Annie Clark Tanner’s “Wedding Supper” and Early Marriage
After Annie Clark Tanner married Joseph Marion Tanner in the Endowment House in Salt Lake City, they rode the northbound train home in silence. Annie suspected they refrained from conversation on account of the feelings of Jane “Jennie” Tanner, who also sat in the same train car. Jennie was Marion’s first wife, and by marrying Annie he had violated the Edmunds Anti-polygamy Act of 1882.
Like many other members of The Church of Jesus Christ of Latter-day Saints at the time (nicknamed Mormons), the Tanners considered plural marriage a significant, even spiritually saving religious practice, and they chose to participate in spite of increasing pressure from federal marshals with arrest warrants and territorial judges with federal appointments. Even living in the heart of Latter-day Saint territory in Utah did not shield the Tanners from the judicial reach of the American government. To avoid arrest, the family resolved to engage in one of a few strategies used by the newly plurally wed of the time: acting as if the marriage had not happened. To the world, Marion would still be married only to Jennie, and Annie would still be single. Only they and their direct families knew the truth.
Marion and Jennie dropped Annie off in Farmington, Utah, and they continued on the train to Ogden while Annie returned to her family’s home by herself. Arriving after they finished dinner, Annie just had a “glass of bread and milk” for her evening meal and thought to herself, “Well, this is my wedding supper.” Years later, Annie recalled feeling “conscious of the obscurity of my own first evening after marriage. ‘What a contrast,’ I said to myself. ‘No one will ever congratulate me.”
Annie continued living with her family after marrying, and although Marion visited her, he did so sporadically. They scheduled their first date as husband and wife for two weeks after the wedding, but Marion missed the date and instructed Annie by mail to wait for him for another week. While Marion did make the new date, his visits thereafter remained infrequent, and Annie never felt sure of his promised dates after that.
Even with Marion’s occasional calls, no one in Farmington outside of Annie’s family, even her closest friends, knew she was married. But while Annie kept her secrets, so did Marion. Within the first six months of their marriage, he married a third wife, Josephine Snow, without telling Annie. With no opportunity for recourse, Annie recalled she simply “hoped and prayed I would love her.” Shortly afterward, Marion left the country entirely, heading to Europe to serve a religious teaching mission at the call of the Church.
In her husband’s absence, Annie lived actively. She volunteered in the Church, attended an 1886 women’s protest in Salt Lake City against anti-polygamy laws, and began a career as a schoolteacher, instructing at Centerville, Utah and at Bear Lake, Georgetown, and Woodruff, Idaho. In each city, Annie lived as a boarder and continued to be “known as Miss Clark,” and secrecy sometimes collided awkwardly with marital propriety:
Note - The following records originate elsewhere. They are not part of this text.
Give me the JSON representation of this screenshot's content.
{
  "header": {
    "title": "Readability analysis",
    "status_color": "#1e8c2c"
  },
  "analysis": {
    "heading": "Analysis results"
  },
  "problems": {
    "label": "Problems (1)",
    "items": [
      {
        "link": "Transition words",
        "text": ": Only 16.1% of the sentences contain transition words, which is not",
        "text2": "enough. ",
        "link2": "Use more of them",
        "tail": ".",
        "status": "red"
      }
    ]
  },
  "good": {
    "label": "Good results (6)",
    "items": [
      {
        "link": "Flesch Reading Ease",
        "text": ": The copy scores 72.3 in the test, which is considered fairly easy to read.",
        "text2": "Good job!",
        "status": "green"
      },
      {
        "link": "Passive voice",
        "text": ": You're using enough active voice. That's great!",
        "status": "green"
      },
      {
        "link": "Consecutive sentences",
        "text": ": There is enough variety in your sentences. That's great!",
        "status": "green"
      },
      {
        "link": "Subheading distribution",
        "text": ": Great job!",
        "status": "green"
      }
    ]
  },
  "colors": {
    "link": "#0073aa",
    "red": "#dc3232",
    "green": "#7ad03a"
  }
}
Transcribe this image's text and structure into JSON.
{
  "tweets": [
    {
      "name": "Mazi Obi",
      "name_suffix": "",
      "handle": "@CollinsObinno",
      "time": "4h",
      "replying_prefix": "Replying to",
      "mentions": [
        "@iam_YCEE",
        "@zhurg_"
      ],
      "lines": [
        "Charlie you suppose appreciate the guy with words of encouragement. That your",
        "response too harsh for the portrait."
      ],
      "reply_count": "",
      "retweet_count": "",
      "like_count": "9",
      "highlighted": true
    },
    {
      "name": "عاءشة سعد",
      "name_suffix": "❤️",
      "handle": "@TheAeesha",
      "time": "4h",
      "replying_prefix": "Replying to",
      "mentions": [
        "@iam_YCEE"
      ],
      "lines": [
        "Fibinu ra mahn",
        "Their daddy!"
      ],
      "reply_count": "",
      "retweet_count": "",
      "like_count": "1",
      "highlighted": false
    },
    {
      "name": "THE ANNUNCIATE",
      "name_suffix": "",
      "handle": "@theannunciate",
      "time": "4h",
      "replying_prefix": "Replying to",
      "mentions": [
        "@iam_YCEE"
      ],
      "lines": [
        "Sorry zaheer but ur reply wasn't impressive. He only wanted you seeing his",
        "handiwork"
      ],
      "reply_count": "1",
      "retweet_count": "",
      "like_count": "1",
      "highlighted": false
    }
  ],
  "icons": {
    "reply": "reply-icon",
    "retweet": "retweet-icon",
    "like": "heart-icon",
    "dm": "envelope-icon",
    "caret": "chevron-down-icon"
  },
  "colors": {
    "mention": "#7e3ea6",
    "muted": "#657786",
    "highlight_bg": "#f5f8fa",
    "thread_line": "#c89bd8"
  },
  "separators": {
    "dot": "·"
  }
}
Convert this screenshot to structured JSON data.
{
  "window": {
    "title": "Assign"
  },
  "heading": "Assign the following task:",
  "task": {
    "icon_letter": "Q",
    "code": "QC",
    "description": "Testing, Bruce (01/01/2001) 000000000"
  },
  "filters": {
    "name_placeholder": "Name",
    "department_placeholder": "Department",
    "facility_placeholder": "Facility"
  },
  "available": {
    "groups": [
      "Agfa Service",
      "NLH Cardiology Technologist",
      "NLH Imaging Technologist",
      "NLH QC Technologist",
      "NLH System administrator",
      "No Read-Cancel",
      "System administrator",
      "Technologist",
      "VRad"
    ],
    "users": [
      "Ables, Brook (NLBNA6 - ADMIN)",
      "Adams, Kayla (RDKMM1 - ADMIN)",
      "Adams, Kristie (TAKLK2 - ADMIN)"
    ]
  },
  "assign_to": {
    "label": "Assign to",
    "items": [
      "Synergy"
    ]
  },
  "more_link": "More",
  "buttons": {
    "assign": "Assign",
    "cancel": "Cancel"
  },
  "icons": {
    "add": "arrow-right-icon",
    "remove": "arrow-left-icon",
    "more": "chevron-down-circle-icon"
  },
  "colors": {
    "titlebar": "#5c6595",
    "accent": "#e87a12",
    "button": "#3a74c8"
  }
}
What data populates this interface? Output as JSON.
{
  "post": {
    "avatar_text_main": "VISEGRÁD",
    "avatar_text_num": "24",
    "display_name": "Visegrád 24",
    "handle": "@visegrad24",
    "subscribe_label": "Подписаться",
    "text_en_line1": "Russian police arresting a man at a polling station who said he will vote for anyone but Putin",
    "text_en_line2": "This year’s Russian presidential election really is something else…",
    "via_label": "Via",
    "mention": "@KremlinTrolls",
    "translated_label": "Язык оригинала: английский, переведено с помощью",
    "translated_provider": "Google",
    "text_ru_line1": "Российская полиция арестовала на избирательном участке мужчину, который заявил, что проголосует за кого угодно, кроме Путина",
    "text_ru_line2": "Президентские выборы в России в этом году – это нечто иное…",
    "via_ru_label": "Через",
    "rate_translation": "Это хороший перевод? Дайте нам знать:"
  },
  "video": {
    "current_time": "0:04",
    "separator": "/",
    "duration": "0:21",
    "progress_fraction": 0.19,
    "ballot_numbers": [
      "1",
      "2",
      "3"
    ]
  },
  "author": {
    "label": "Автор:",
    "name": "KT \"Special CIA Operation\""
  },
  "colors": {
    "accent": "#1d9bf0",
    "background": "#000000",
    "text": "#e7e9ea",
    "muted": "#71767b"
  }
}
I was true to my position as a married woman. If invited by some young man to go to a dance, I would answer, “I’ll be there; I’m coming with the Calls, with whom I board.” I recall one fine persistent young man who seemed puzzled to the point of vexation at my repeated declaration to accompany the Calls.
Near the end of 1887, Annie finished teaching another school term in Georgetown, and she returned to live with her family in Farmington. Around the same time, Marion finished his three-and-a-half-year mission. He finally came home to Utah, and he visited Annie more frequently. They read American novels together, both discussing and laughing about them, and Annie recollected, “it was the happiest time of my life.”
At the same time, though, she noted, “I was still Miss Clark and could go and come among my friends, but never with my husband.” After four years of marriage, Annie had interacted with her husband only sporadically, only her family knew she was married to Marion, and she had never had a home of her own—nor would she for the next two years. During this time with Marion, Annie became pregnant, and while this excited her, Annie realized she would soon be unable to masquerade as an unmarried woman. To keep her plural marriage to Marion a secret, Annie would have to take measures more drastic than living with her mother and going by Miss Clark. (For more, see the next story, “Annie Clark Tanner’s Underground Journey.”)